Monday, October 20, 2014

Table of Contents

Definition

Porphyrias are a group of rare disorders passed down through families, in which an important part of hemoglobin, called heme, is not made properly. Heme is also found in myoglobin, a protein found in certain muscles.


Alternative Names

Acute intermittent porphyria; Hereditary coproporphyria; Congenital erythropoietic porphyria; Erythropoietic protoporphyria


Causes, incidence, and risk factors

Normally, the body makes heme in a multi-step process.
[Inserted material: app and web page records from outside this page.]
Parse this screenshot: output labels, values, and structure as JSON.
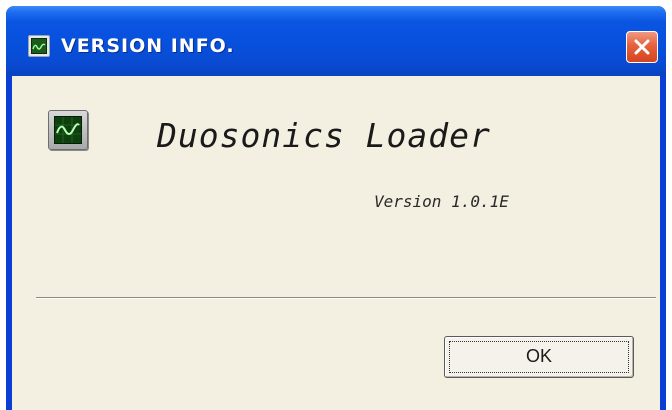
{
  "window": {
    "title": "VERSION INFO.",
    "title_icon": "waveform-monitor-icon",
    "close_icon": "close-icon",
    "colors": {
      "titlebar": "#0650dc",
      "close_button": "#e5613e",
      "client_background": "#f3efe1"
    }
  },
  "content": {
    "app_icon": "waveform-monitor-icon",
    "app_name": "Duosonics Loader",
    "version": "Version 1.0.1E"
  },
  "buttons": {
    "ok_label": "OK"
  }
}
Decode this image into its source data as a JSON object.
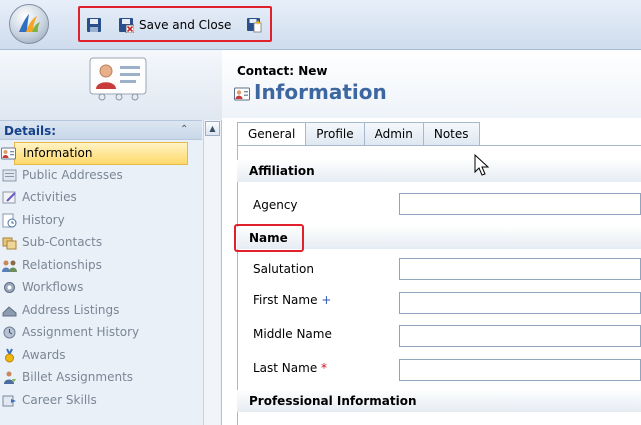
{
  "toolbar": {
    "save_and_close_label": "Save and Close"
  },
  "form": {
    "entity_label": "Contact: New",
    "title": "Information"
  },
  "sidebar": {
    "details_label": "Details:",
    "items": [
      {
        "label": "Information",
        "icon": "information-icon",
        "selected": true
      },
      {
        "label": "Public Addresses",
        "icon": "address-book-icon"
      },
      {
        "label": "Activities",
        "icon": "activities-icon"
      },
      {
        "label": "History",
        "icon": "history-icon"
      },
      {
        "label": "Sub-Contacts",
        "icon": "sub-contacts-icon"
      },
      {
        "label": "Relationships",
        "icon": "relationships-icon"
      },
      {
        "label": "Workflows",
        "icon": "workflows-icon"
      },
      {
        "label": "Address Listings",
        "icon": "address-listings-icon"
      },
      {
        "label": "Assignment History",
        "icon": "assignment-history-icon"
      },
      {
        "label": "Awards",
        "icon": "awards-icon"
      },
      {
        "label": "Billet Assignments",
        "icon": "billet-assignments-icon"
      },
      {
        "label": "Career Skills",
        "icon": "career-skills-icon"
      }
    ]
  },
  "tabs": [
    {
      "label": "General",
      "active": true
    },
    {
      "label": "Profile"
    },
    {
      "label": "Admin"
    },
    {
      "label": "Notes"
    }
  ],
  "sections": {
    "affiliation": "Affiliation",
    "name": "Name",
    "professional": "Professional Information"
  },
  "fields": {
    "agency": {
      "label": "Agency",
      "value": ""
    },
    "salutation": {
      "label": "Salutation",
      "value": ""
    },
    "first_name": {
      "label": "First Name",
      "marker": "+",
      "value": ""
    },
    "middle_name": {
      "label": "Middle Name",
      "value": ""
    },
    "last_name": {
      "label": "Last Name",
      "marker": "*",
      "value": ""
    }
  },
  "colors": {
    "highlight_red": "#e0202a",
    "title_blue": "#3d67a0",
    "required_red": "#d0131b",
    "recommended_blue": "#2a59b5"
  }
}
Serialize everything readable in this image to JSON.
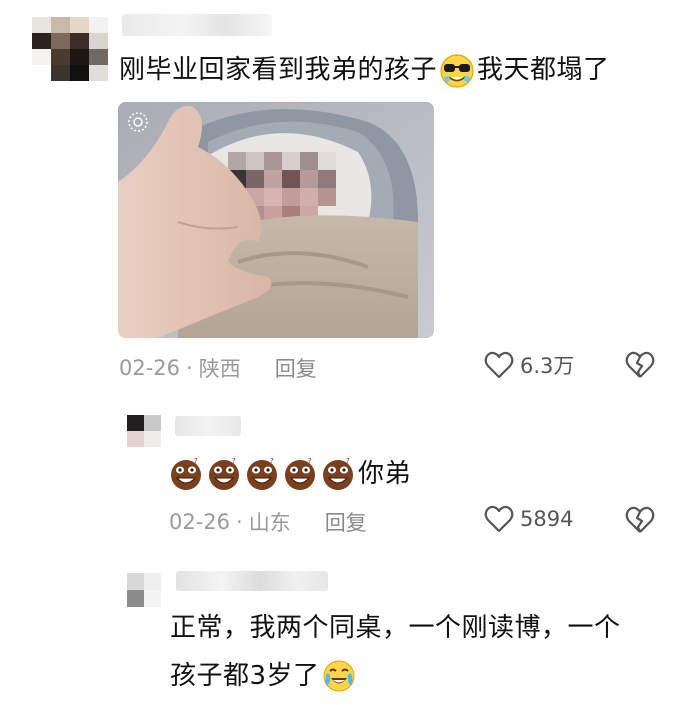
{
  "comments": [
    {
      "text_before": "刚毕业回家看到我弟的孩子",
      "emoji": "cool-sunglasses-emoji",
      "text_after": "我天都塌了",
      "date": "02-26",
      "dot": "·",
      "location": "陕西",
      "reply_label": "回复",
      "likes": "6.3万"
    },
    {
      "emoji": "laughing-brown-emoji",
      "emoji_count": 5,
      "text": "你弟",
      "date": "02-26",
      "dot": "·",
      "location": "山东",
      "reply_label": "回复",
      "likes": "5894"
    },
    {
      "line1": "正常，我两个同桌，一个刚读博，一个",
      "line2": "孩子都3岁了",
      "emoji": "crying-laughing-emoji"
    }
  ],
  "colors": {
    "meta": "#9a9a9a",
    "text": "#111111",
    "icon": "#666666"
  }
}
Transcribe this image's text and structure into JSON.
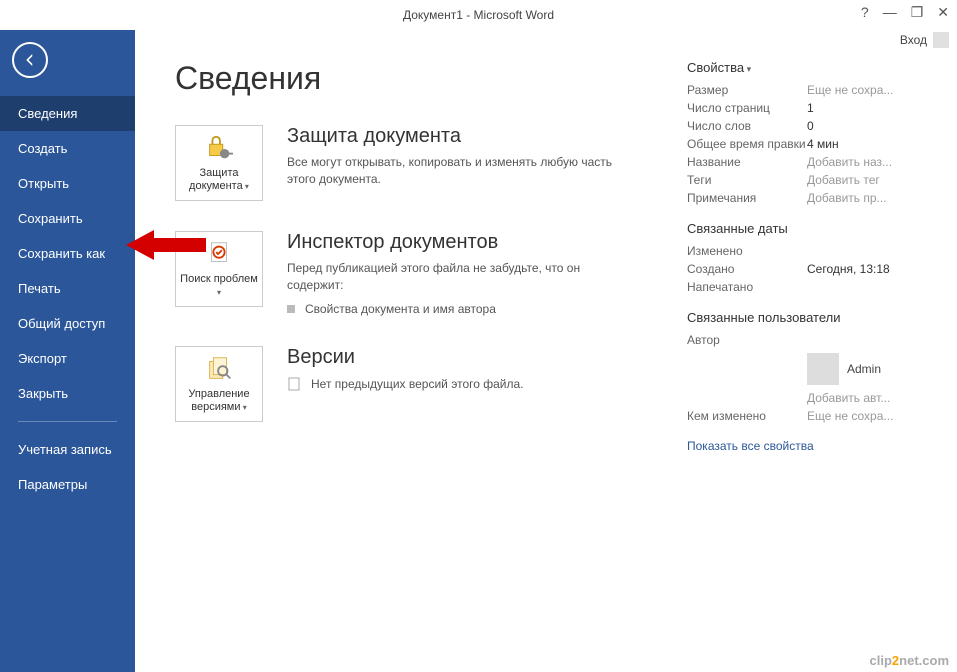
{
  "titlebar": {
    "title": "Документ1 - Microsoft Word"
  },
  "userbar": {
    "login": "Вход"
  },
  "sidebar": {
    "items": [
      {
        "label": "Сведения",
        "active": true
      },
      {
        "label": "Создать"
      },
      {
        "label": "Открыть"
      },
      {
        "label": "Сохранить"
      },
      {
        "label": "Сохранить как"
      },
      {
        "label": "Печать"
      },
      {
        "label": "Общий доступ"
      },
      {
        "label": "Экспорт"
      },
      {
        "label": "Закрыть"
      }
    ],
    "footer": [
      {
        "label": "Учетная запись"
      },
      {
        "label": "Параметры"
      }
    ]
  },
  "page": {
    "heading": "Сведения"
  },
  "protect": {
    "tile": "Защита документа",
    "title": "Защита документа",
    "desc": "Все могут открывать, копировать и изменять любую часть этого документа."
  },
  "inspect": {
    "tile": "Поиск проблем",
    "title": "Инспектор документов",
    "desc": "Перед публикацией этого файла не забудьте, что он содержит:",
    "bullet": "Свойства документа и имя автора"
  },
  "versions": {
    "tile": "Управление версиями",
    "title": "Версии",
    "desc": "Нет предыдущих версий этого файла."
  },
  "props": {
    "head": "Свойства",
    "rows": [
      {
        "label": "Размер",
        "value": "Еще не сохра...",
        "ph": true
      },
      {
        "label": "Число страниц",
        "value": "1"
      },
      {
        "label": "Число слов",
        "value": "0"
      },
      {
        "label": "Общее время правки",
        "value": "4 мин"
      },
      {
        "label": "Название",
        "value": "Добавить наз...",
        "ph": true
      },
      {
        "label": "Теги",
        "value": "Добавить тег",
        "ph": true
      },
      {
        "label": "Примечания",
        "value": "Добавить пр...",
        "ph": true
      }
    ],
    "dates_head": "Связанные даты",
    "dates": [
      {
        "label": "Изменено",
        "value": ""
      },
      {
        "label": "Создано",
        "value": "Сегодня, 13:18"
      },
      {
        "label": "Напечатано",
        "value": ""
      }
    ],
    "users_head": "Связанные пользователи",
    "author_label": "Автор",
    "author_name": "Admin",
    "add_author": "Добавить авт...",
    "changed_by_label": "Кем изменено",
    "changed_by_value": "Еще не сохра...",
    "show_all": "Показать все свойства"
  },
  "watermark": {
    "pre": "clip",
    "mid": "2",
    "post": "net",
    "suf": ".com"
  }
}
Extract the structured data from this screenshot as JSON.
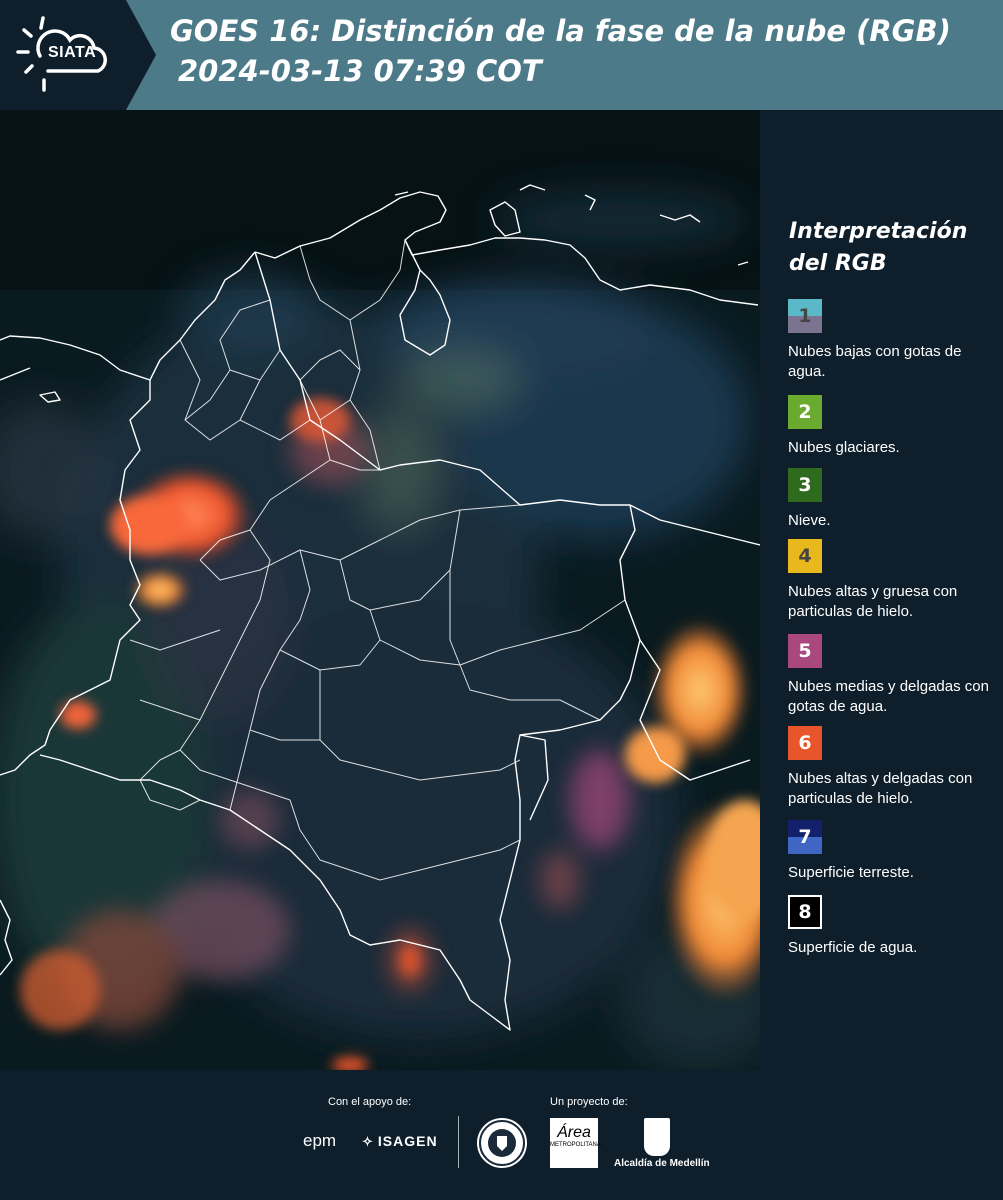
{
  "header": {
    "logo_text": "SIATA",
    "title_line1": "GOES 16: Distinción de la fase de la nube (RGB)",
    "title_line2": "2024-03-13 07:39 COT"
  },
  "legend": {
    "title": "Interpretación del RGB",
    "items": [
      {
        "num": "1",
        "label": "Nubes bajas con gotas de agua.",
        "color_top": "#5bb8c9",
        "color_bottom": "#7a7490"
      },
      {
        "num": "2",
        "label": "Nubes glaciares.",
        "color": "#6aaa2f"
      },
      {
        "num": "3",
        "label": "Nieve.",
        "color": "#2f6b1e"
      },
      {
        "num": "4",
        "label": "Nubes altas y gruesa con particulas de hielo.",
        "color": "#e8b81c"
      },
      {
        "num": "5",
        "label": "Nubes medias y delgadas con gotas de agua.",
        "color": "#a8487c"
      },
      {
        "num": "6",
        "label": "Nubes altas y delgadas con particulas de hielo.",
        "color": "#e8552a"
      },
      {
        "num": "7",
        "label": "Superficie terreste.",
        "color_top": "#13206b",
        "color_bottom": "#3f66c4"
      },
      {
        "num": "8",
        "label": "Superficie de agua.",
        "color": "#000000",
        "border": "#ffffff"
      }
    ]
  },
  "footer": {
    "support_label": "Con el apoyo de:",
    "project_label": "Un proyecto de:",
    "epm": "epm",
    "isagen": "ISAGEN",
    "amva_big": "Área",
    "amva_small": "METROPOLITANA",
    "alcaldia": "Alcaldía de Medellín"
  }
}
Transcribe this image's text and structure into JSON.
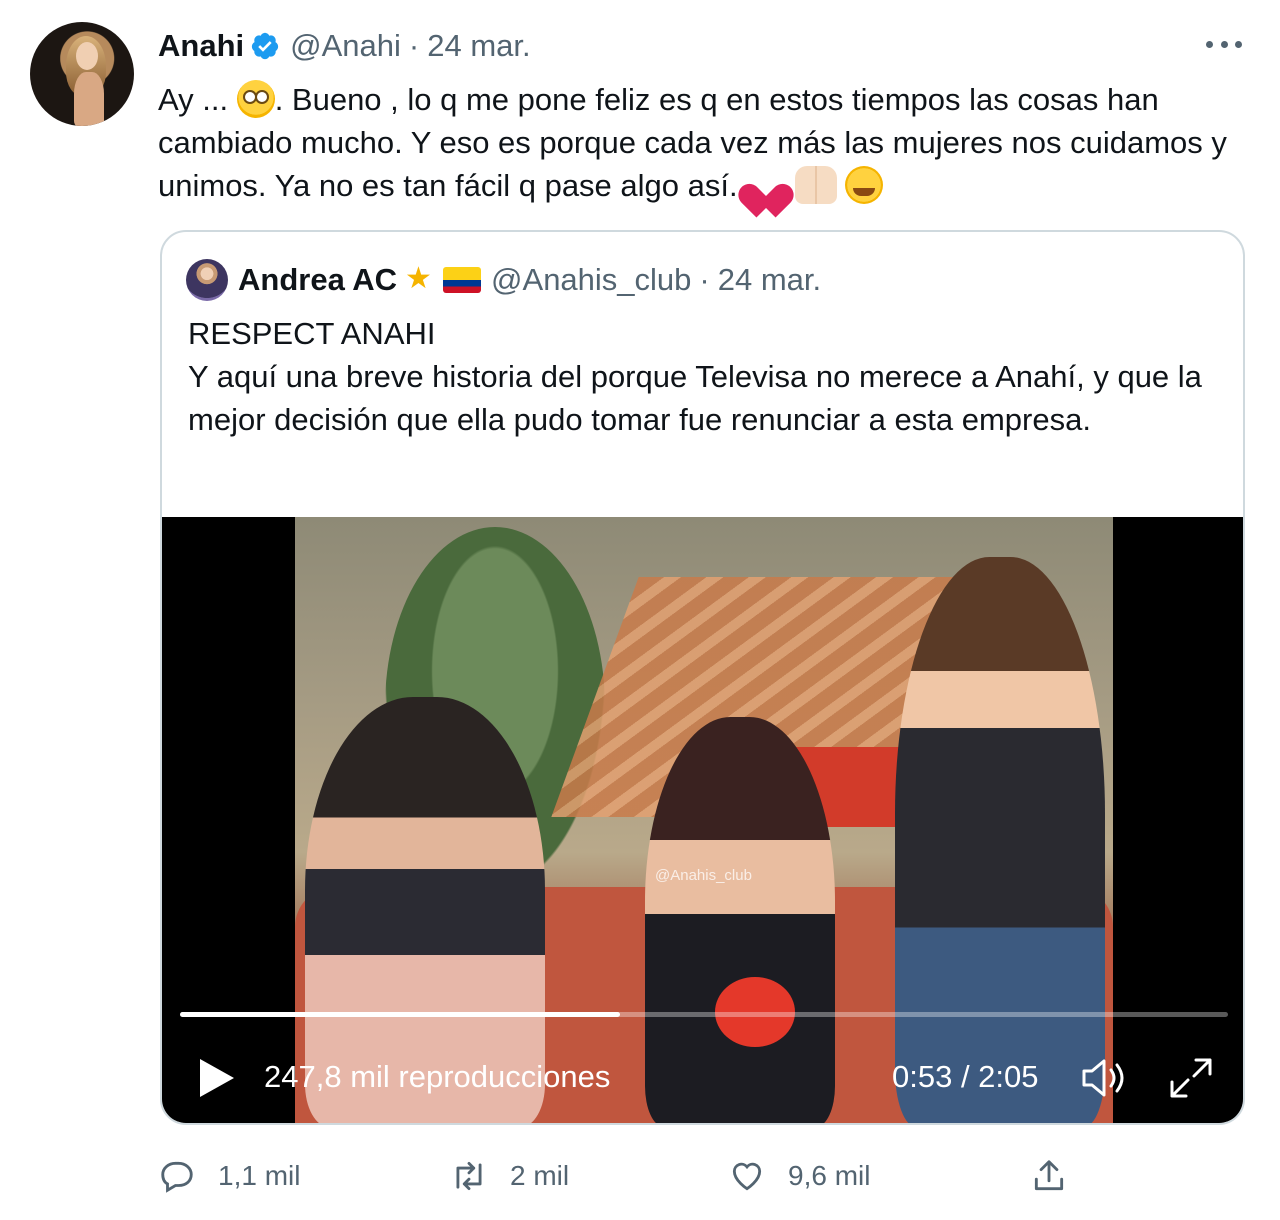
{
  "tweet": {
    "author_name": "Anahi",
    "handle": "@Anahi",
    "separator": "·",
    "date": "24 mar.",
    "text_part1": "Ay ... ",
    "text_part2": ". Bueno , lo q me pone feliz es q en estos tiempos las cosas han cambiado mucho. Y eso es porque cada vez más las mujeres nos cuidamos y unimos. Ya no es tan fácil q pase algo así. ",
    "emoji_1": "face-with-rolling-eyes",
    "emoji_2": "sparkling-heart",
    "emoji_3": "raising-hands",
    "emoji_4": "smiling-face-with-hearts"
  },
  "quoted_tweet": {
    "author_name": "Andrea AC",
    "handle": "@Anahis_club",
    "separator": "·",
    "date": "24 mar.",
    "line1": "RESPECT ANAHI",
    "line2": "Y aquí una breve historia del porque Televisa no merece a Anahí, y que la mejor decisión que ella pudo tomar fue renunciar a esta empresa."
  },
  "video": {
    "views": "247,8 mil reproducciones",
    "time": "0:53 / 2:05",
    "progress": 0.42,
    "watermark": "@Anahis_club"
  },
  "actions": {
    "reply_count": "1,1 mil",
    "retweet_count": "2 mil",
    "like_count": "9,6 mil"
  },
  "colors": {
    "verified": "#1d9bf0",
    "muted": "#536471",
    "border": "#cfd9de"
  }
}
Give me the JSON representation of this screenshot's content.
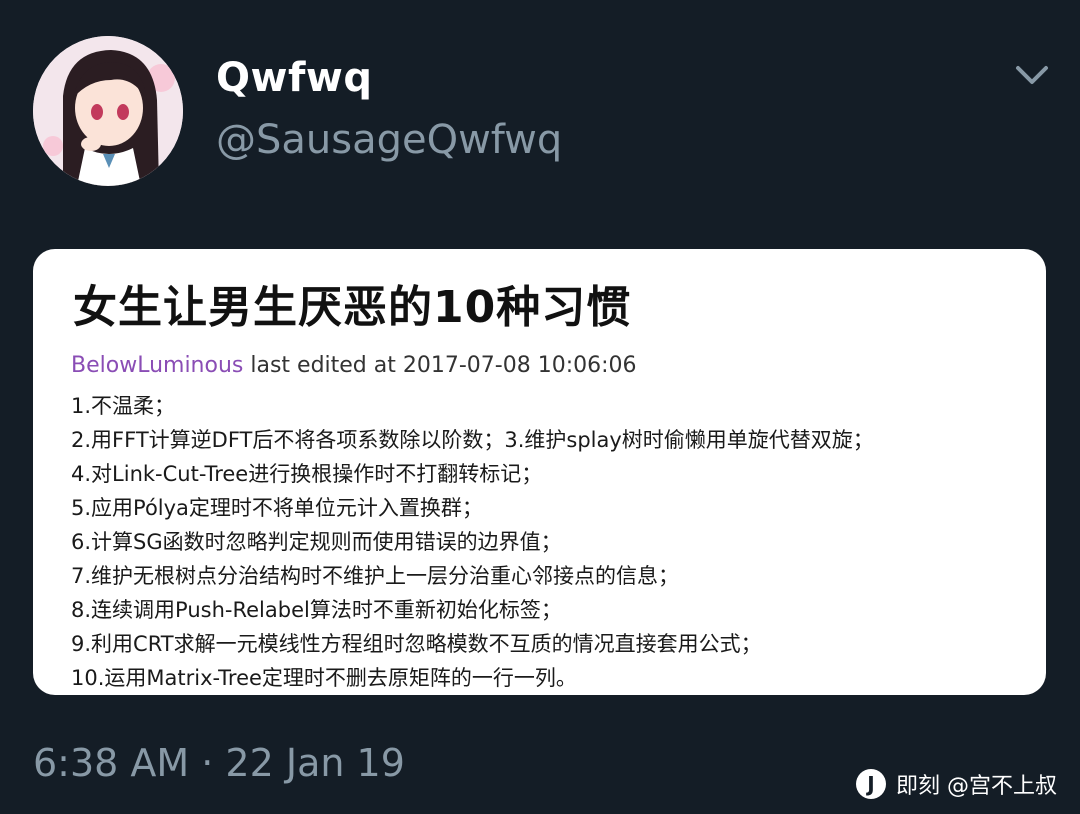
{
  "tweet": {
    "display_name": "Qwfwq",
    "handle": "@SausageQwfwq",
    "timestamp": "6:38 AM · 22 Jan 19",
    "menu_icon": "chevron-down-icon"
  },
  "card": {
    "title": "女生让男生厌恶的10种习惯",
    "meta_user": "BelowLuminous",
    "meta_text": " last edited at 2017-07-08 10:06:06",
    "lines": [
      "1.不温柔；",
      "2.用FFT计算逆DFT后不将各项系数除以阶数；3.维护splay树时偷懒用单旋代替双旋；",
      "4.对Link-Cut-Tree进行换根操作时不打翻转标记；",
      "5.应用Pólya定理时不将单位元计入置换群；",
      "6.计算SG函数时忽略判定规则而使用错误的边界值；",
      "7.维护无根树点分治结构时不维护上一层分治重心邻接点的信息；",
      "8.连续调用Push-Relabel算法时不重新初始化标签；",
      "9.利用CRT求解一元模线性方程组时忽略模数不互质的情况直接套用公式；",
      "10.运用Matrix-Tree定理时不删去原矩阵的一行一列。"
    ]
  },
  "watermark": {
    "logo_glyph": "J",
    "text": "即刻 @宫不上叔"
  },
  "colors": {
    "background": "#141d26",
    "muted": "#8899a6",
    "username_accent": "#8a4db5"
  }
}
Porphyrins are made during several steps of this process. Patients with porphyria have a deficiency of certain enzymes needed for this process. This causes abnormal amounts of porphyrins or related chemicals to build up in the body.

There are many different forms of porphyria. The most common type is porphyria cutanea tarda (PCT).

Drugs, infection, alcohol, and hormones such as estrogen may trigger attacks of certain types of porphyria.



Review Date: 02/28/2011
Reviewed By: David C. Dugdale, III, MD, Professor of Medicine, Division of General Medicine, Department of Medicine, University of Washington School of Medicine; and Yi-Bin Chen, MD, Leukemia/Bone Marrow Transplant Program, Massachusetts General Hospital. Also reviewed by David Zieve, MD, MHA, Medical Director, A.D.A.M., Inc.

A.D.A.M., Inc. is accredited by URAC, also known as the American Accreditation HealthCare Commission (www.urac.org)